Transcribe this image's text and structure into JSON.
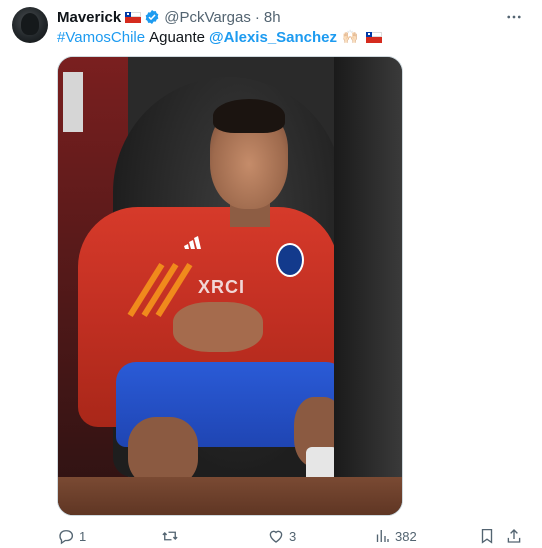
{
  "tweet": {
    "user": {
      "display_name": "Maverick",
      "handle": "@PckVargas",
      "separator": "·",
      "time": "8h"
    },
    "text": {
      "hashtag": "#VamosChile",
      "word": "Aguante",
      "mention": "@Alexis_Sanchez",
      "hands_emoji": "🙌🏻"
    },
    "media": {
      "sponsor_text": "XRCI"
    },
    "actions": {
      "replies": "1",
      "retweets": "",
      "likes": "3",
      "views": "382"
    },
    "colors": {
      "link": "#1d9bf0",
      "secondary_text": "#536471",
      "verified": "#1d9bf0"
    }
  }
}
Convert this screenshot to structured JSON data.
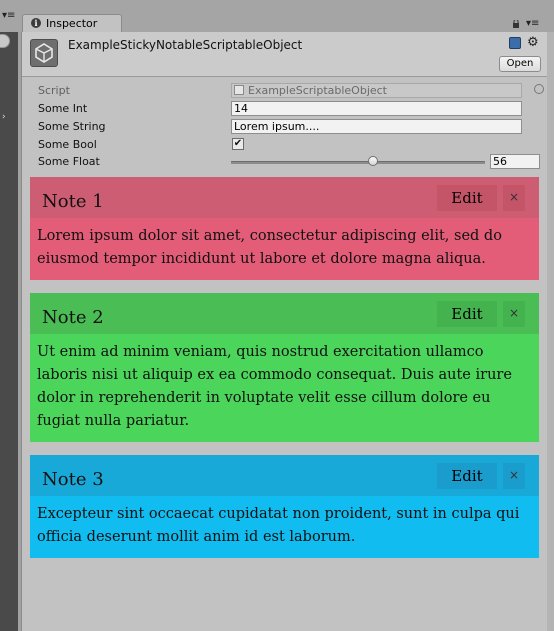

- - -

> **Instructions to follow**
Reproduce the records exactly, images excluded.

> **Answer box**
Transcribe this image's text and structure into JSON.
{
  "tweet": {
    "user": {
      "display_name": "Maverick",
      "handle": "@PckVargas",
      "separator": "·",
      "time": "8h"
    },
    "text": {
      "hashtag": "#VamosChile",
      "word": "Aguante",
      "mention": "@Alexis_Sanchez",
      "hands_emoji": "🙌🏻"
    },
    "media": {
      "sponsor_text": "XRCI"
    },
    "actions": {
      "replies": "1",
      "retweets": "",
      "likes": "3",
      "views": "382"
    },
    "colors": {
      "link": "#1d9bf0",
      "secondary_text": "#536471",
      "verified": "#1d9bf0"
    }
  }
}
Convert this screenshot to structured JSON data.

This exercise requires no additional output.